Today’s exercise is a simple one, but can be highly rewarding. The directions work well for either poetry or prose -LIMITLESS!
- Write or take an older poem and type it out in a block, no line breaks, so that it reads like prose.
- If you are a prose writer, take a block of text (or write one) make sure that all the dialogue remains blocked in one large paragraph.
- Without thinking to much, start from the beginning and hit the enter key at any point you want.
- Make some lines long, some short -vary it.
- If you see a compound word, hit the enter key.
- Even if a word is not compound and you want to break it up, do it.
- Now, re-read your text. Make sure to pause appropriately at the line breaks or any mid line punctuation.
By doing this exercise, I’ve noticed that certain tones become the center of the now-poem, sometimes a different tone than the one intended or previously attached to it. The point is that oftentimes by doing this, things in the text are revealed, words that were lost within the prose find a meaningful presence and you discover more about what you have already written.

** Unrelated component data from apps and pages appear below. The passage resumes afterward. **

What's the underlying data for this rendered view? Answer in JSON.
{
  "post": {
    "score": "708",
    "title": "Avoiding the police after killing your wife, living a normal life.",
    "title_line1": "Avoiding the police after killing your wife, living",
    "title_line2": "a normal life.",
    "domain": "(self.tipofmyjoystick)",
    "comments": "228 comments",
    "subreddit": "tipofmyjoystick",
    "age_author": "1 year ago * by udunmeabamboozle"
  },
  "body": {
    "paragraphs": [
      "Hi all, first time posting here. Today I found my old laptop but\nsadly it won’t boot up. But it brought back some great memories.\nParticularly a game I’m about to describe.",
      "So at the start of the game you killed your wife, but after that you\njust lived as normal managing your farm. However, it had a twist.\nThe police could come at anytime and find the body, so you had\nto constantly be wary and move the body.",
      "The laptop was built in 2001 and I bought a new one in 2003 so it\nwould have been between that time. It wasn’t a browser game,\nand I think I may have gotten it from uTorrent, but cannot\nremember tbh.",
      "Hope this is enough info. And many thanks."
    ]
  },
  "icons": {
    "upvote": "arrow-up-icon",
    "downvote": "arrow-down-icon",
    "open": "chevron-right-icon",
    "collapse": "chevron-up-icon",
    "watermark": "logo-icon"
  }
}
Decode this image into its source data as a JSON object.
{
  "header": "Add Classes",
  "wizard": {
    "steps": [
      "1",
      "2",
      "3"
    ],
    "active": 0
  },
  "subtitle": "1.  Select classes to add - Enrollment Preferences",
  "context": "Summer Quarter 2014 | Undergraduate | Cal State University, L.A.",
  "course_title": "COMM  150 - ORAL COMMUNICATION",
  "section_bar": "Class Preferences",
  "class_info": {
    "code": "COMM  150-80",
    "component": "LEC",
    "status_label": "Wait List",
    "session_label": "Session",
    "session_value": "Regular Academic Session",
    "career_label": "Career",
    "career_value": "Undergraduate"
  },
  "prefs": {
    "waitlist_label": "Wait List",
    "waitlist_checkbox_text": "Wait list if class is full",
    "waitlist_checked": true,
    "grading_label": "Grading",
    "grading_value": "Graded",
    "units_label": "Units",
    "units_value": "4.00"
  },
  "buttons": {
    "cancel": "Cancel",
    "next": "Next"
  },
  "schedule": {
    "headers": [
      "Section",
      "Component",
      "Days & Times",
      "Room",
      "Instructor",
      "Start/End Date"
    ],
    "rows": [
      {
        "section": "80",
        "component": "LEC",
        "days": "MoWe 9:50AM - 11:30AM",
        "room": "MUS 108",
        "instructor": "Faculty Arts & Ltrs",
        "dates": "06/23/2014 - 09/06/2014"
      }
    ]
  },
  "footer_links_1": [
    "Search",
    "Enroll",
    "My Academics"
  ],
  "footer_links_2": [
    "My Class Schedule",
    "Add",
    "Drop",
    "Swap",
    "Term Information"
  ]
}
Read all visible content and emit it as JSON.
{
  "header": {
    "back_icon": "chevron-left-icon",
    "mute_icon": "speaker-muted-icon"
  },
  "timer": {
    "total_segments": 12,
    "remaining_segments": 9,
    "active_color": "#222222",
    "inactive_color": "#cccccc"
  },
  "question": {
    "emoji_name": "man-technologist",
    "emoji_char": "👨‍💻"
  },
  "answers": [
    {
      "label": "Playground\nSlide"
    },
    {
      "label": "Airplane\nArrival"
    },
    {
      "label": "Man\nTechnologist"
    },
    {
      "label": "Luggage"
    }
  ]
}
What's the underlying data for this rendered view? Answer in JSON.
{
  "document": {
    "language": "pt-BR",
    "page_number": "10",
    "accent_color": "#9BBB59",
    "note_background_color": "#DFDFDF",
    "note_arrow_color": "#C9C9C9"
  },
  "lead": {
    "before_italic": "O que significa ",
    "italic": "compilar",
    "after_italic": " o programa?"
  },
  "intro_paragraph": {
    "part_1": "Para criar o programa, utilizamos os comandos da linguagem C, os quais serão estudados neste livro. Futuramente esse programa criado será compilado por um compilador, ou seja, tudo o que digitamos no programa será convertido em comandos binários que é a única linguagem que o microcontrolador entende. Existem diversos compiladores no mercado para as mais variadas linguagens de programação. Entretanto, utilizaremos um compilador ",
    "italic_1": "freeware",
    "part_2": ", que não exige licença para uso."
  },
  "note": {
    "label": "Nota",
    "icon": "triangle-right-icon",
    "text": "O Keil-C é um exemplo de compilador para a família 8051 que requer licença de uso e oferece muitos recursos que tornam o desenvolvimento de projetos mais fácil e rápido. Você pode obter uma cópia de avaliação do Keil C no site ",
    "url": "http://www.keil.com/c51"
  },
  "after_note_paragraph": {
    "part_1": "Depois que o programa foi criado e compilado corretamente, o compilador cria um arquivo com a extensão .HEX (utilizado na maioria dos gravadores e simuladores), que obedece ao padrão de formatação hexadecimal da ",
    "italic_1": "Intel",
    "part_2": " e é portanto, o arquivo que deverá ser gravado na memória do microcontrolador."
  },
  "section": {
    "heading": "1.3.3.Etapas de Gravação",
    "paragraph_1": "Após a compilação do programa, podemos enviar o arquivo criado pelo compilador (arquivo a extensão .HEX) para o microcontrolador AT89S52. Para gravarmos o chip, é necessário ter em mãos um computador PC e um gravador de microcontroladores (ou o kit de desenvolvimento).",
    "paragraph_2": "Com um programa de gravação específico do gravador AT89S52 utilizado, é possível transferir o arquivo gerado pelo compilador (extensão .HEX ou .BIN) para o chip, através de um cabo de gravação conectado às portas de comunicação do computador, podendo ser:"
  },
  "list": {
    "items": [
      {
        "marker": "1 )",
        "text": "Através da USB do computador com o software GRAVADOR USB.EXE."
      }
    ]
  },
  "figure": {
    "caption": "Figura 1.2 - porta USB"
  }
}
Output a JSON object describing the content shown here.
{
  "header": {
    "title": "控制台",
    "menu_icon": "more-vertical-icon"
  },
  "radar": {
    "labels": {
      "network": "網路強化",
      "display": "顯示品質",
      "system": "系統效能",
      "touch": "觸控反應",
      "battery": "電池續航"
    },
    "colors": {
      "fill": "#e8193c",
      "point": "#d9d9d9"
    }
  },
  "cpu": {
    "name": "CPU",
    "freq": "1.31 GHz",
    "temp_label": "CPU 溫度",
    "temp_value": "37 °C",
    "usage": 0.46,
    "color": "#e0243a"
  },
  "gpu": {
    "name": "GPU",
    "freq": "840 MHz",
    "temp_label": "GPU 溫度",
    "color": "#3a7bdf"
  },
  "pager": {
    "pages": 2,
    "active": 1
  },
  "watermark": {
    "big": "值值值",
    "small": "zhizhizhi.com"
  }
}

Besides the discovery, this exercise frees writers who are often nervous about changing the text. It’s an exercise in opening up to editing your own work. You are able to see alternatives and may end up liking that alternative better.